• What is expected: Wherever the string "true" shows up in the records below, return that line.

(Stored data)
▼
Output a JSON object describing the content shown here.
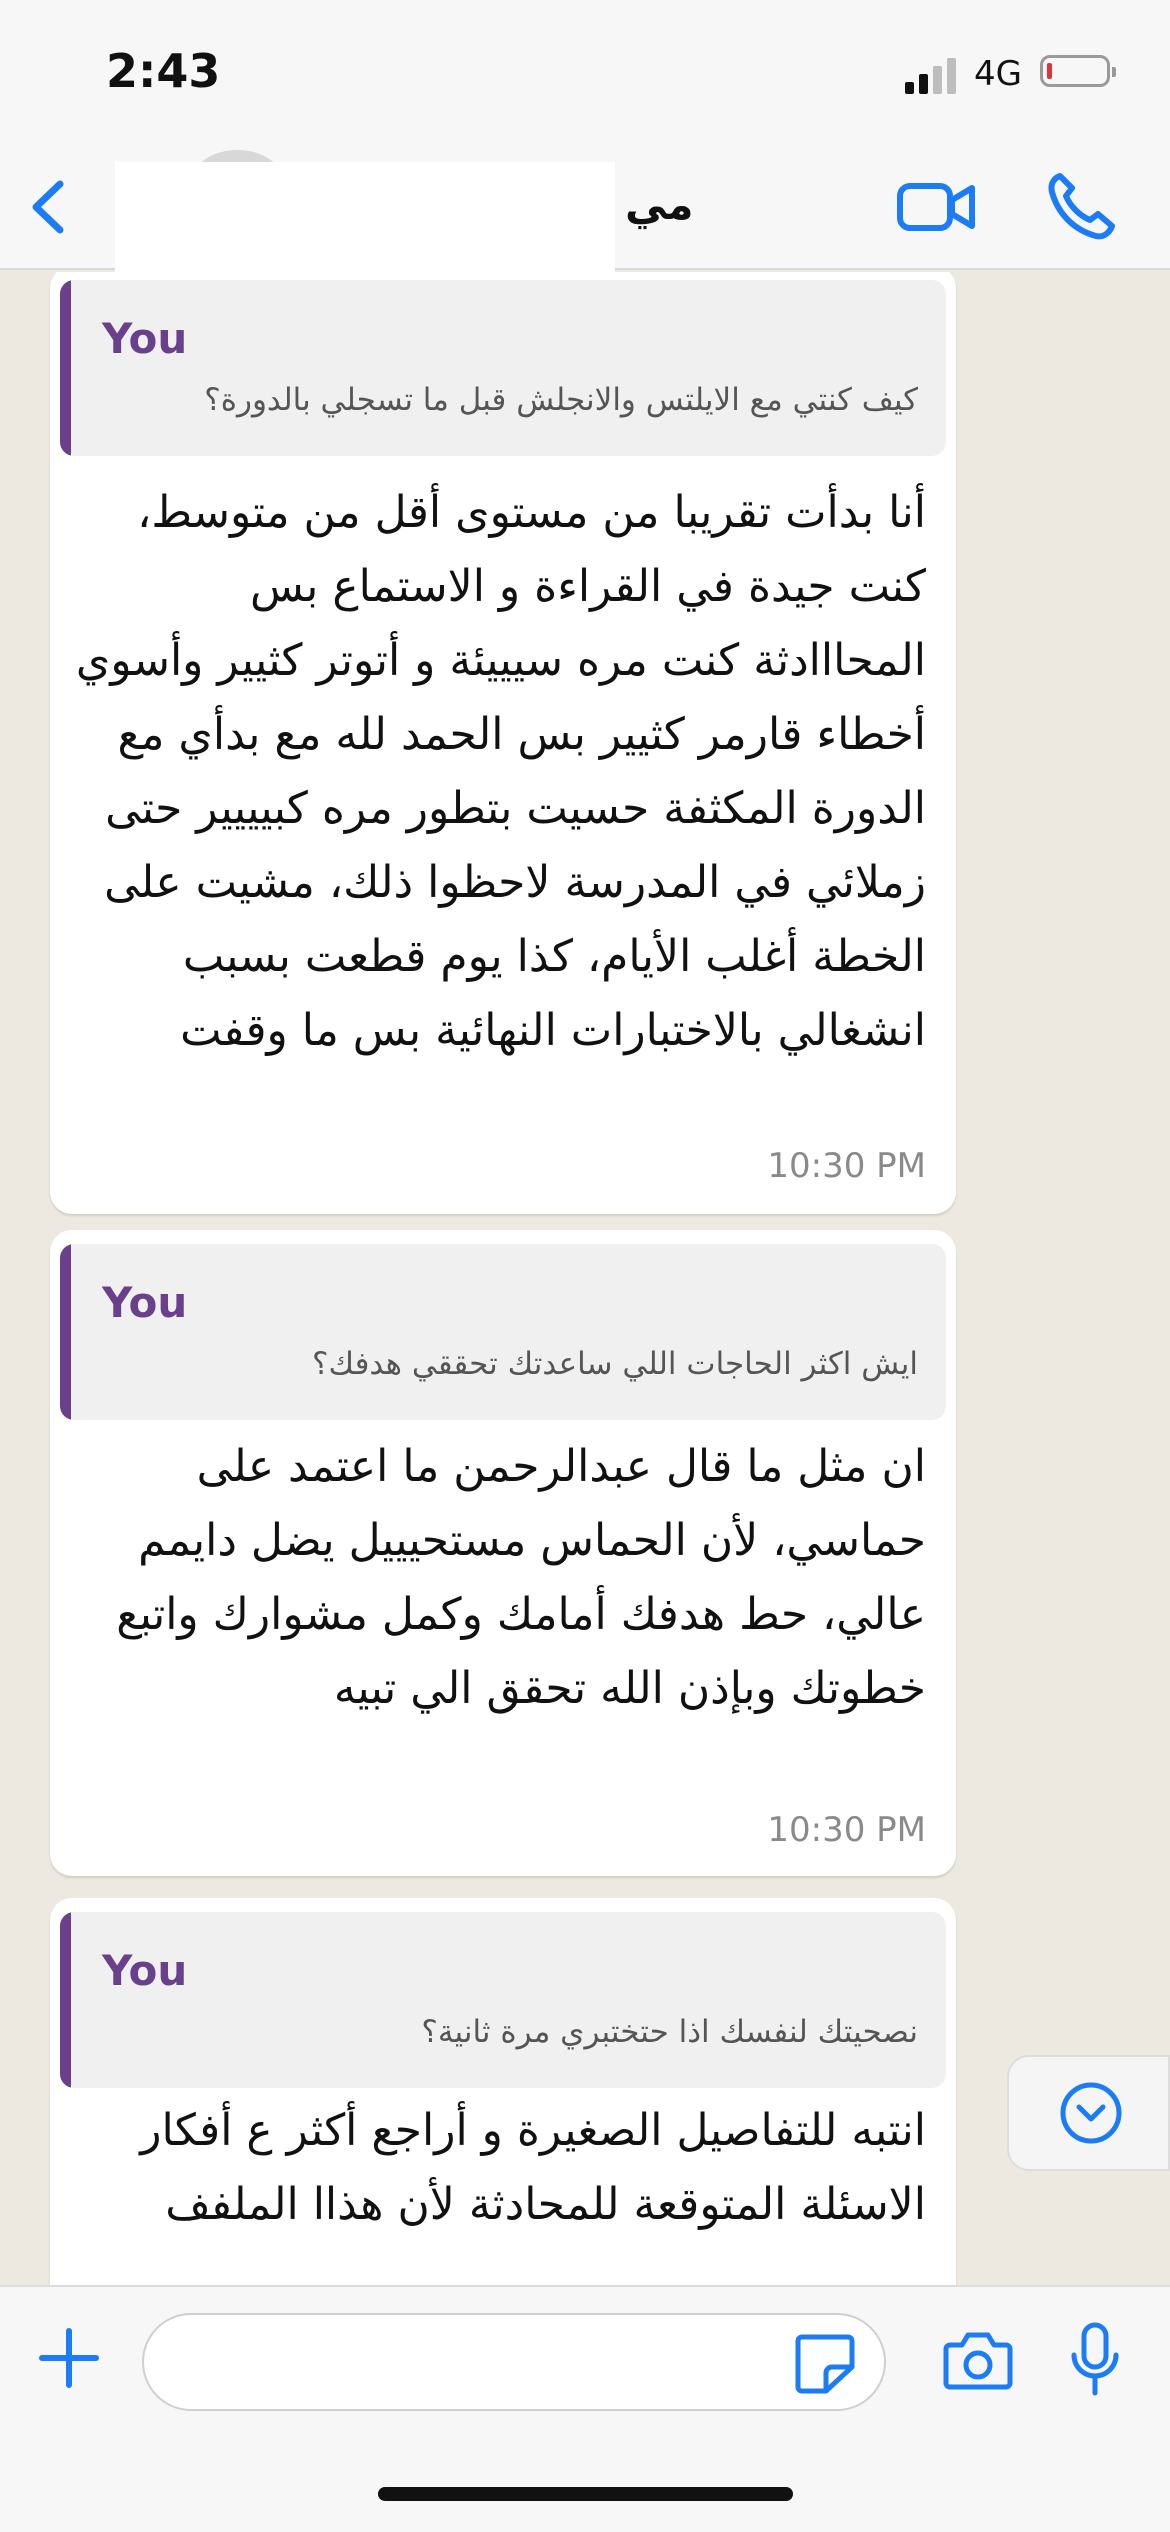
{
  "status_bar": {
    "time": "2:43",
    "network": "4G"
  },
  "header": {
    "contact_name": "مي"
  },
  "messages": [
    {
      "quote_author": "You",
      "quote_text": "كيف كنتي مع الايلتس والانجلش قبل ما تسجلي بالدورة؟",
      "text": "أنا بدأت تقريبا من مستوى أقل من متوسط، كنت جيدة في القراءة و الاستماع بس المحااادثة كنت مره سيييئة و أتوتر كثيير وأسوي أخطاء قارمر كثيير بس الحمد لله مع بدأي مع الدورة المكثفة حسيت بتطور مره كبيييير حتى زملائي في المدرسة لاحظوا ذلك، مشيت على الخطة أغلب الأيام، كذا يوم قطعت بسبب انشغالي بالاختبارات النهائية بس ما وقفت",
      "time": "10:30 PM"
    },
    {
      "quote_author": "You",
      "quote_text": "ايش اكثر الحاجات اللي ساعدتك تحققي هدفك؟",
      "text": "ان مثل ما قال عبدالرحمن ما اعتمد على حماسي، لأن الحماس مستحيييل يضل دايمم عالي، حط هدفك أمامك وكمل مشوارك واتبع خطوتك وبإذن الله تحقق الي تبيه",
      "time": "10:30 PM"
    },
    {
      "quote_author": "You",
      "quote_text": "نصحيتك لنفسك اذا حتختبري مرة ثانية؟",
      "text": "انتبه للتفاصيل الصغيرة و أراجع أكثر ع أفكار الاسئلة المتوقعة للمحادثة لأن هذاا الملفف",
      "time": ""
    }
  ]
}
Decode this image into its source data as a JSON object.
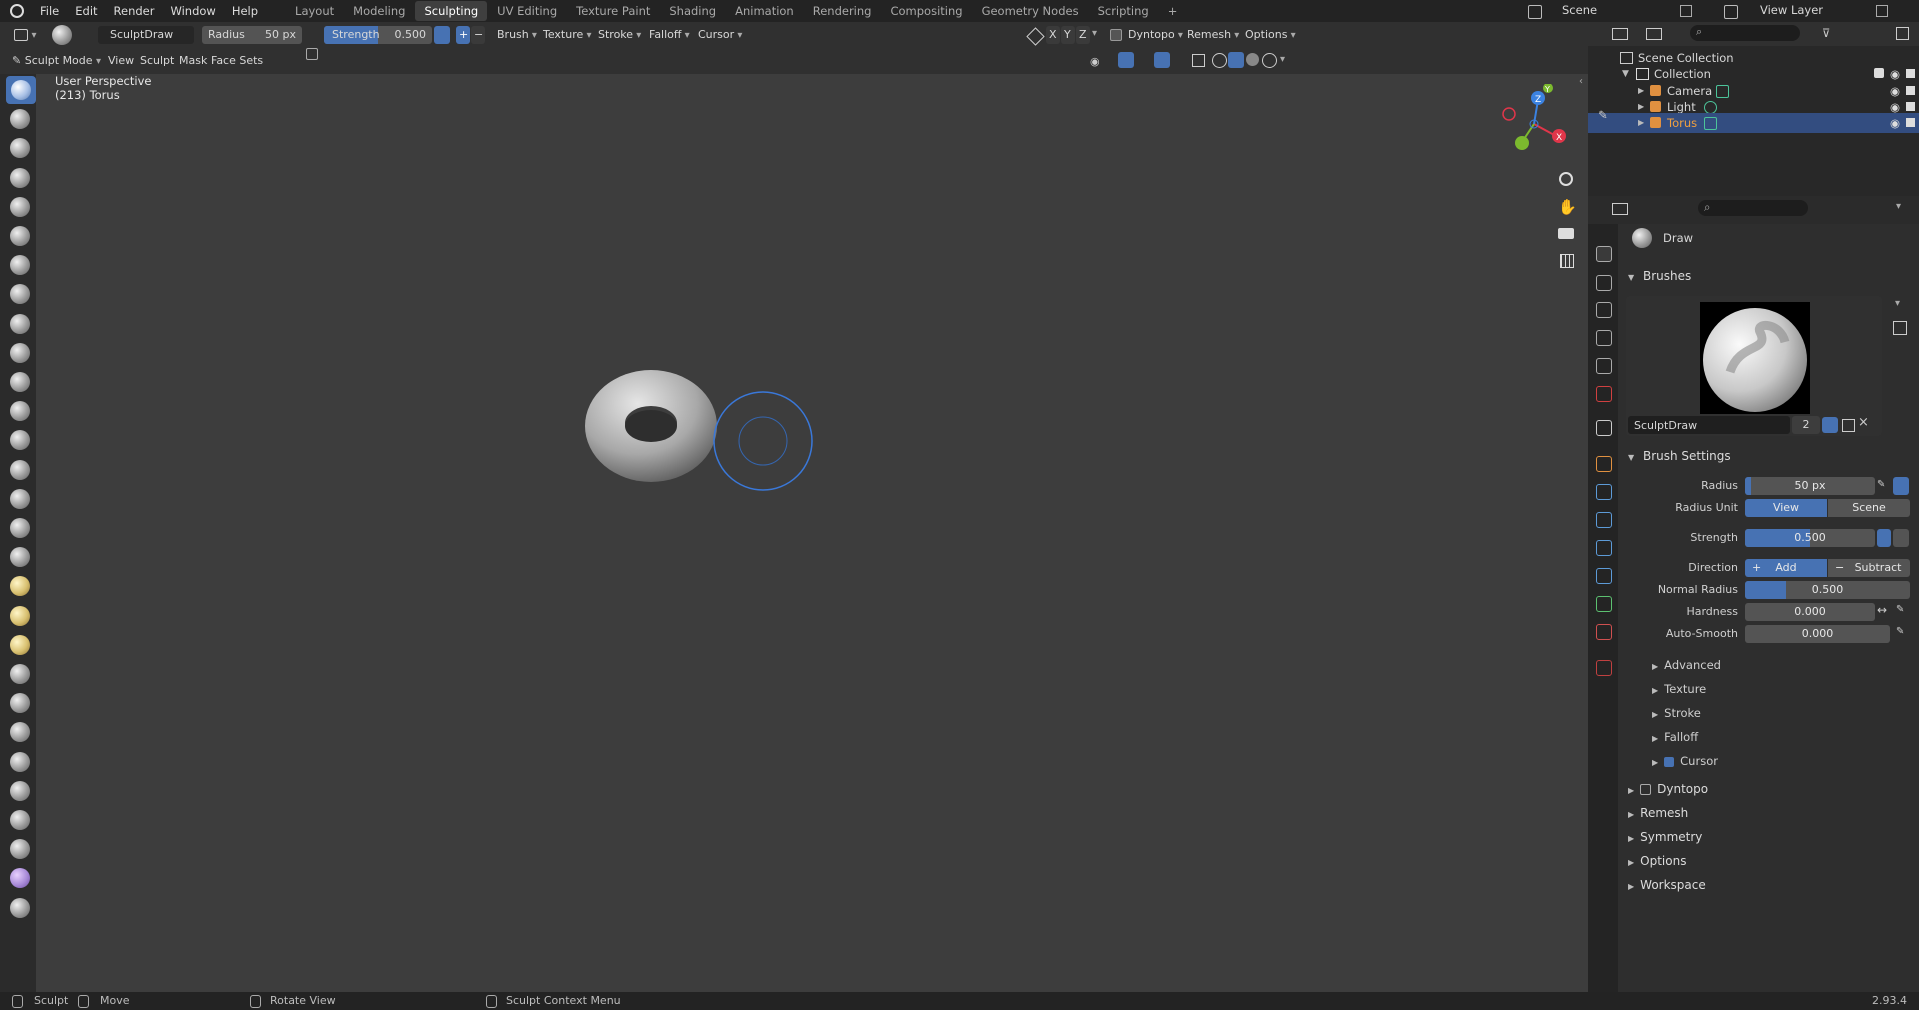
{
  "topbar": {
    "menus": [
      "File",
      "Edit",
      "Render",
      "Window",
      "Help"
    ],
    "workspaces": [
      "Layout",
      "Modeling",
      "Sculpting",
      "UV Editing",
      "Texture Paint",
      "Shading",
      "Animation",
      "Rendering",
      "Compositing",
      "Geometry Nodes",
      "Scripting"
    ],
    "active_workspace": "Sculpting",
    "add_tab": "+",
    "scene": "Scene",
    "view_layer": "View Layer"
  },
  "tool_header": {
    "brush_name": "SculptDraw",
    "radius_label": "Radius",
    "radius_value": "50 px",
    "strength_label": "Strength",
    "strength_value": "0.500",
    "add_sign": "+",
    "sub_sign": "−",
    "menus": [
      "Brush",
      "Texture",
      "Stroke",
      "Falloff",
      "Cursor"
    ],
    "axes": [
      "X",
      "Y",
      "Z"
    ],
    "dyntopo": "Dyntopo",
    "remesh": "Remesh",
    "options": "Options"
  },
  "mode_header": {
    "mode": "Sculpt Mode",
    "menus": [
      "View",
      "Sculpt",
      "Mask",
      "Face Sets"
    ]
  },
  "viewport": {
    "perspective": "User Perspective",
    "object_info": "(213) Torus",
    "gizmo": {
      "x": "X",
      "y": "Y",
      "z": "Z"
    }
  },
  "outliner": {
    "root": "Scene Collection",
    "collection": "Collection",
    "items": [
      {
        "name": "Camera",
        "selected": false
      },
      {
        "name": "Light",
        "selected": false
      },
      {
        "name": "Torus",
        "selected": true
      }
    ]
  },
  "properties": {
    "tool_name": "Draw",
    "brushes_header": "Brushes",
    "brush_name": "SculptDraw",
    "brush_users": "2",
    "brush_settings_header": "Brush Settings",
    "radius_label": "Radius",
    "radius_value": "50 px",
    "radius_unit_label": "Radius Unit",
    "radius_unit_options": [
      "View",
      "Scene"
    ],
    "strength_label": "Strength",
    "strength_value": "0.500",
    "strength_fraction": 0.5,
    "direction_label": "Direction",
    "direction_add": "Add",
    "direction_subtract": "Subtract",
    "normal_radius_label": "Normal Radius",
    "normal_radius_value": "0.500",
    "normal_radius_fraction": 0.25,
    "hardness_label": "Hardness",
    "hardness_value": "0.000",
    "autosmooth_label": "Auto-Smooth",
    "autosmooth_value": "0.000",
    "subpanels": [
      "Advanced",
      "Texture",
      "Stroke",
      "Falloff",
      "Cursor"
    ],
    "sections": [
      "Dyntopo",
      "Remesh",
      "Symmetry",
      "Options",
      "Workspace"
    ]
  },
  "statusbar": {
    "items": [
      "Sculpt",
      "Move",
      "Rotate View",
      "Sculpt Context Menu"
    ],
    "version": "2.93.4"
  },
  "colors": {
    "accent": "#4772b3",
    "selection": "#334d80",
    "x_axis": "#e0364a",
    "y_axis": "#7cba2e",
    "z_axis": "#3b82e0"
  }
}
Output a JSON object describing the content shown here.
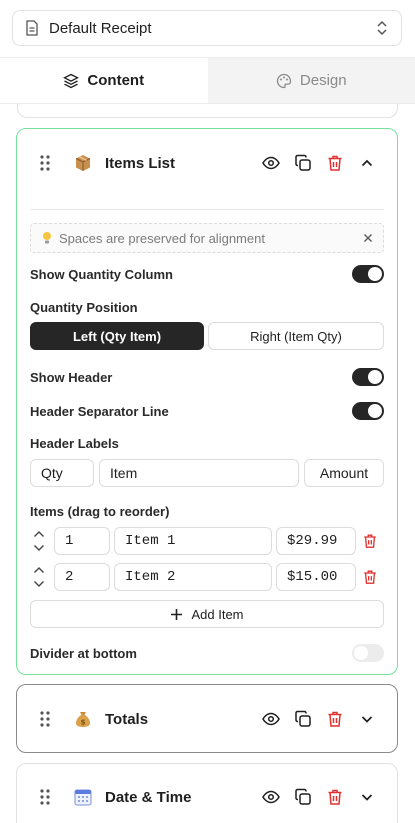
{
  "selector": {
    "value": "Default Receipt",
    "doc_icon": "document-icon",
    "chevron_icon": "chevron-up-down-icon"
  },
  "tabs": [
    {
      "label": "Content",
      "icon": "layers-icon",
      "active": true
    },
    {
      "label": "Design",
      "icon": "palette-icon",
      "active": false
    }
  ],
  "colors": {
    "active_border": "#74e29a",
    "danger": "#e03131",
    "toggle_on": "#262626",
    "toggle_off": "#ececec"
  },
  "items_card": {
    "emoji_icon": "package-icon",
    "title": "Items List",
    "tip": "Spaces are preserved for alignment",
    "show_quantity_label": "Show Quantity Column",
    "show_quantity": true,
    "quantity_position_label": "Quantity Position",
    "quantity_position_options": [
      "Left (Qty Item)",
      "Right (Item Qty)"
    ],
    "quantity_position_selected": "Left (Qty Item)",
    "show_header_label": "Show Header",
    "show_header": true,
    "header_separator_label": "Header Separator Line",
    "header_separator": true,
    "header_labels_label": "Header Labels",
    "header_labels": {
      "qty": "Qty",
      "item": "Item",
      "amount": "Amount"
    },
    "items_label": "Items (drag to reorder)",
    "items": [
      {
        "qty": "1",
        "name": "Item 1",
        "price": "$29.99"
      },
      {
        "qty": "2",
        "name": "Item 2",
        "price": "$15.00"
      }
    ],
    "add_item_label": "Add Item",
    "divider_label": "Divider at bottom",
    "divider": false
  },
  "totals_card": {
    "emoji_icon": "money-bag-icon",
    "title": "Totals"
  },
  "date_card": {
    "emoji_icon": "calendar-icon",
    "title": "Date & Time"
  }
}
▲
• Answer space:
        "selected": true
      "active": true
    "show_quantity": true,
    "show_header": true,
    "header_separator": true,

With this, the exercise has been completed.